(Component data from apps and pages)

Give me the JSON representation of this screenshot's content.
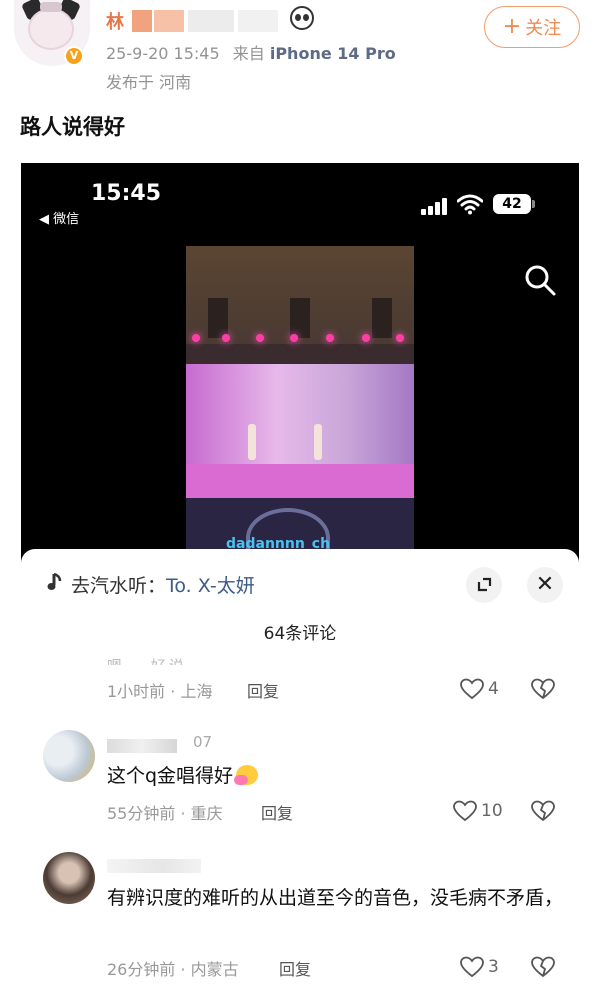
{
  "post": {
    "username_initial": "林",
    "timestamp": "25-9-20 15:45",
    "from_label": "来自",
    "device": "iPhone 14 Pro",
    "location": "发布于 河南",
    "follow_label": "关注",
    "follow_plus": "+",
    "text": "路人说得好",
    "verified_mark": "V"
  },
  "embedded_screen": {
    "status_time": "15:45",
    "back_label": "◀ 微信",
    "battery": "42",
    "subtitle_fragment": "dadannnn_ch"
  },
  "comment_sheet": {
    "music_prefix": "去汽水听：",
    "music_track": "To. X-太妍",
    "close_glyph": "✕",
    "comment_count": "64条评论",
    "comments": [
      {
        "truncated_text": "嗯… 好说…",
        "time_location": "1小时前 · 上海",
        "reply_label": "回复",
        "likes": "4"
      },
      {
        "name_suffix": "07",
        "text": "这个q金唱得好",
        "time_location": "55分钟前 · 重庆",
        "reply_label": "回复",
        "likes": "10"
      },
      {
        "text": "有辨识度的难听的从出道至今的音色，没毛病不矛盾，",
        "time_location": "26分钟前 · 内蒙古",
        "reply_label": "回复",
        "likes": "3"
      }
    ]
  },
  "colors": {
    "accent_orange": "#f08a52",
    "link_blue": "#3b5b8a",
    "muted_gray": "#999999"
  },
  "icons": [
    "panda-icon",
    "verified-badge-icon",
    "signal-icon",
    "wifi-icon",
    "battery-icon",
    "search-icon",
    "music-note-icon",
    "expand-icon",
    "close-icon",
    "heart-icon",
    "broken-heart-icon"
  ]
}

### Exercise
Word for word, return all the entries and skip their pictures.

### Exercise solution
Give me the JSON representation of this screenshot's content.
{
  "post": {
    "username_initial": "林",
    "timestamp": "25-9-20 15:45",
    "from_label": "来自",
    "device": "iPhone 14 Pro",
    "location": "发布于 河南",
    "follow_label": "关注",
    "follow_plus": "+",
    "text": "路人说得好",
    "verified_mark": "V"
  },
  "embedded_screen": {
    "status_time": "15:45",
    "back_label": "◀ 微信",
    "battery": "42",
    "subtitle_fragment": "dadannnn_ch"
  },
  "comment_sheet": {
    "music_prefix": "去汽水听：",
    "music_track": "To. X-太妍",
    "close_glyph": "✕",
    "comment_count": "64条评论",
    "comments": [
      {
        "truncated_text": "嗯… 好说…",
        "time_location": "1小时前 · 上海",
        "reply_label": "回复",
        "likes": "4"
      },
      {
        "name_suffix": "07",
        "text": "这个q金唱得好",
        "time_location": "55分钟前 · 重庆",
        "reply_label": "回复",
        "likes": "10"
      },
      {
        "text": "有辨识度的难听的从出道至今的音色，没毛病不矛盾，",
        "time_location": "26分钟前 · 内蒙古",
        "reply_label": "回复",
        "likes": "3"
      }
    ]
  },
  "colors": {
    "accent_orange": "#f08a52",
    "link_blue": "#3b5b8a",
    "muted_gray": "#999999"
  },
  "icons": [
    "panda-icon",
    "verified-badge-icon",
    "signal-icon",
    "wifi-icon",
    "battery-icon",
    "search-icon",
    "music-note-icon",
    "expand-icon",
    "close-icon",
    "heart-icon",
    "broken-heart-icon"
  ]
}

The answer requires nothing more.